Ever since Sheryl Sandberg’s book Lean In came out, there has been a lot of discussion in my circles about women’s progress in the workplace, what it means to “lean in” and how to be more assertive. In light of that I have been blogging about assertiveness and encouraging women to understand it is a choice and not a prescription. Sometimes being assertive can make life uncomfortable and I think it is helpful to know that we have choices and can pick our battles. For this newsletter, I’d like to focus on a definition of assertiveness as well as the Assertiveness Rights as we taught them at Social Fluency (www.socialfluency.com). Merriam Webster Dictionary defines assertive as: disposed or characterized by bold or confident statements and behavior. I’d like to tweak that definition a little so it feels more relational. Assertiveness is a skill that takes place in relationship to the other people in our lives, whether personal or professional. It is about asking for what you want, feeling comfortable stating your opinions, and it is also about setting boundaries – knowing and understanding what your limits are and expressing those to others. In my mind, it is ultimately about taking care of yourself in relationship to other people, while respecting that others have the right to take care of themselves too. At Social Fluency we taught assertiveness in combination with empathy and encouraged using non-violent language principles (see Marshall Rosenberg). This approach helps maintain rapport and makes it less likely to put people on the defensive. Any relationship is a two-way street and when we create rapport and have respect for the other person’s rights, we are much more likely to create a mutually agreeable solution to an issue or to create consensus. It can be uncomfortable to set boundaries if you are not accustomed to it. I find the following perspectives helpful:
It is comforting and safe for everyone when there are clear firm boundaries in a relationship; it creates a structure or container without which it can feel chaotic and confusing.
Any relationship will include some overstepping of boundaries as part of the learning process as a relationship develops, but a pattern of ongoing boundary violations does not serve either person or the relationship.
Here are your Assertiveness Rights as we taught them at Social Fluency:
The right to say no
The right to not have to give excuses
The right to be listened to
The right to express your opinion
The right to say I don’t know
The right to give and receive constructive feedback
The right to make mistakes
The right to change your mind
The right to be given respect
The right to take appropriate risks
Keeping these rights in mind as you negotiate relationships supports your ability to take care of yourself.

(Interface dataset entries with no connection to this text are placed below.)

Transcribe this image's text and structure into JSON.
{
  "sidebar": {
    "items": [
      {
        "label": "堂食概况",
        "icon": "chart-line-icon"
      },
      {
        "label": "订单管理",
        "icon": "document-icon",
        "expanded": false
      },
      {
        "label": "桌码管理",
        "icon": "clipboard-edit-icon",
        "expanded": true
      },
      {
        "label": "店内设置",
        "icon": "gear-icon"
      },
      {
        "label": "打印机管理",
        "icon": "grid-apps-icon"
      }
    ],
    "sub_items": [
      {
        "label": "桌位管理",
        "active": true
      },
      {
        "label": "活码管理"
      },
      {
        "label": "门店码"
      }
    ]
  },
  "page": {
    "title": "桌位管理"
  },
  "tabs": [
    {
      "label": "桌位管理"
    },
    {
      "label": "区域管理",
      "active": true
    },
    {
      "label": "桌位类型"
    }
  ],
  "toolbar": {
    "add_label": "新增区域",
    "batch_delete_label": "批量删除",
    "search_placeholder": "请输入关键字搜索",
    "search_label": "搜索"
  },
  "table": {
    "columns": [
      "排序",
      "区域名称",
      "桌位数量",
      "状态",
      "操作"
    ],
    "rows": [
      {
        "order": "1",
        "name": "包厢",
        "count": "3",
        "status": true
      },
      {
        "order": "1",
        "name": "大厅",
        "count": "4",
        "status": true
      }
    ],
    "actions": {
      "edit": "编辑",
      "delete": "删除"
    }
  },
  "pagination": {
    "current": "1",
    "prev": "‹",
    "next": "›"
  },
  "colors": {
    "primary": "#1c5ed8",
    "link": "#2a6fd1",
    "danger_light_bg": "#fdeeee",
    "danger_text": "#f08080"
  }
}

Understanding that others have these rights supports empathy for others.